Data -

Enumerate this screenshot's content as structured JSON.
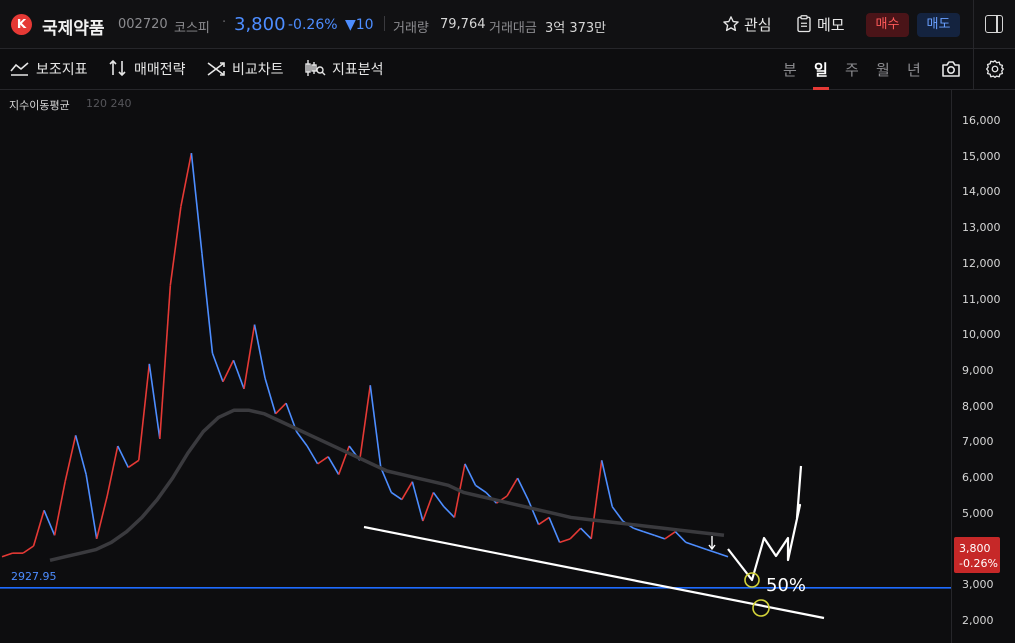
{
  "header": {
    "logo_letter": "K",
    "stock_name": "국제약품",
    "stock_code": "002720",
    "market": "코스피",
    "price": "3,800",
    "change_rate": "-0.26%",
    "change_amount": "▼10",
    "volume_label": "거래량",
    "volume_value": "79,764",
    "trade_value_label": "거래대금",
    "trade_value": "3억 373만",
    "favorite_label": "관심",
    "memo_label": "메모",
    "buy_label": "매수",
    "sell_label": "매도"
  },
  "toolbar": {
    "tools": [
      "보조지표",
      "매매전략",
      "비교차트",
      "지표분석"
    ],
    "periods": [
      "분",
      "일",
      "주",
      "월",
      "년"
    ],
    "active_period": "일"
  },
  "chart_data": {
    "type": "line",
    "indicator_label": "지수이동평균",
    "indicator_params": "120 240",
    "y_ticks": [
      "16,000",
      "15,000",
      "14,000",
      "13,000",
      "12,000",
      "11,000",
      "10,000",
      "9,000",
      "8,000",
      "7,000",
      "6,000",
      "5,000",
      "4,000",
      "3,000",
      "2,000"
    ],
    "ylim": [
      1800,
      16600
    ],
    "current_price_label": "3,800",
    "current_change_label": "-0.26%",
    "horizontal_level_label": "2927.95",
    "horizontal_level": 2927.95,
    "annotation_text": "50%",
    "price_series": [
      3800,
      3900,
      3900,
      4100,
      5100,
      4400,
      5900,
      7200,
      6100,
      4300,
      5500,
      6900,
      6300,
      6500,
      9200,
      7100,
      11400,
      13600,
      15100,
      12300,
      9500,
      8700,
      9300,
      8500,
      10300,
      8800,
      7800,
      8100,
      7300,
      6900,
      6400,
      6600,
      6100,
      6900,
      6500,
      8600,
      6300,
      5600,
      5400,
      5900,
      4800,
      5600,
      5200,
      4900,
      6400,
      5800,
      5600,
      5300,
      5500,
      6000,
      5400,
      4700,
      4900,
      4200,
      4300,
      4600,
      4300,
      6500,
      5200,
      4800,
      4600,
      4500,
      4400,
      4300,
      4500,
      4200,
      4100,
      4000,
      3900,
      3800
    ],
    "ma120_series": [
      3700,
      3800,
      3900,
      4000,
      4200,
      4500,
      4900,
      5400,
      6000,
      6700,
      7300,
      7700,
      7900,
      7900,
      7800,
      7600,
      7400,
      7200,
      7000,
      6800,
      6600,
      6400,
      6200,
      6100,
      6000,
      5900,
      5800,
      5600,
      5500,
      5400,
      5300,
      5200,
      5100,
      5000,
      4900,
      4850,
      4800,
      4750,
      4700,
      4650,
      4600,
      4550,
      4500,
      4450,
      4400
    ],
    "trendline_label": "",
    "projection": [
      3800,
      3100,
      4300,
      3700,
      4500,
      3900,
      5000,
      4700,
      6300
    ]
  },
  "colors": {
    "up": "#e53935",
    "down": "#4d8dff",
    "background": "#0d0d0f",
    "level_line": "#1e6bff",
    "highlight_circle": "#d4d43a"
  }
}
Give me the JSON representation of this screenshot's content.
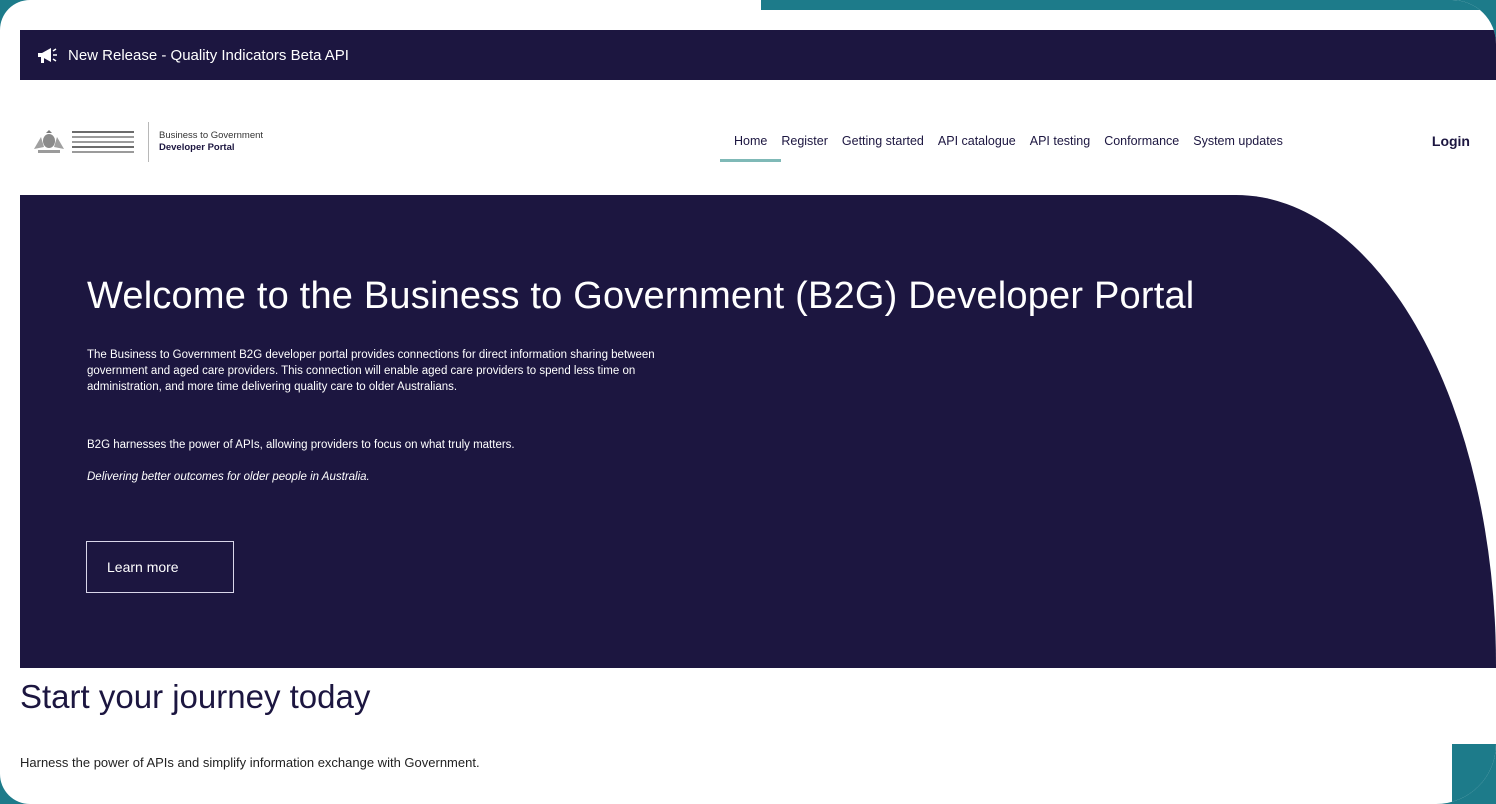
{
  "announcement": {
    "text": "New Release - Quality Indicators Beta API",
    "icon": "megaphone-icon"
  },
  "header": {
    "logo_line1": "Business to Government",
    "logo_line2": "Developer Portal",
    "nav": [
      {
        "label": "Home",
        "active": true
      },
      {
        "label": "Register"
      },
      {
        "label": "Getting started"
      },
      {
        "label": "API catalogue"
      },
      {
        "label": "API testing"
      },
      {
        "label": "Conformance"
      },
      {
        "label": "System updates"
      }
    ],
    "login": "Login"
  },
  "hero": {
    "title": "Welcome to the Business to Government (B2G) Developer Portal",
    "p1": "The Business to Government B2G developer portal provides connections for direct information sharing between government and aged care providers. This connection will enable aged care providers to spend less time on administration, and more time delivering quality care to older Australians.",
    "p2": "B2G harnesses the power of APIs, allowing providers to focus on what truly matters.",
    "p3": "Delivering better outcomes for older people in Australia.",
    "cta": "Learn more"
  },
  "journey": {
    "title": "Start your journey today",
    "text": "Harness the power of APIs and simplify information exchange with Government."
  },
  "colors": {
    "navy": "#1c1640",
    "teal_border": "#1d7b8a",
    "nav_underline": "#7fb9b7"
  }
}
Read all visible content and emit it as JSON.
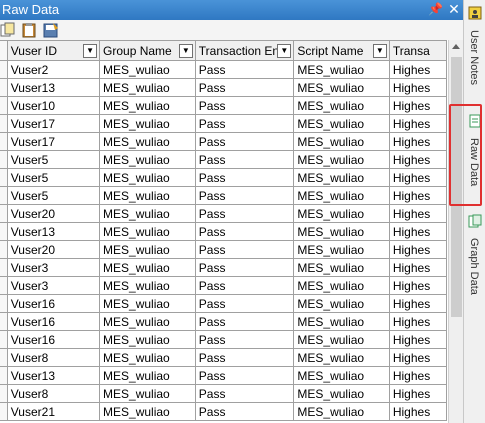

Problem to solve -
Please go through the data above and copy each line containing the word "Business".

Written response -
    "logo_line1": "Business to Government",
    "title": "Welcome to the Business to Government (B2G) Developer Portal",
    "p1": "The Business to Government B2G developer portal provides connections for direct information sharing between government and aged care providers. This connection will enable aged care providers to spend less time on administration, and more time delivering quality care to older Australians.",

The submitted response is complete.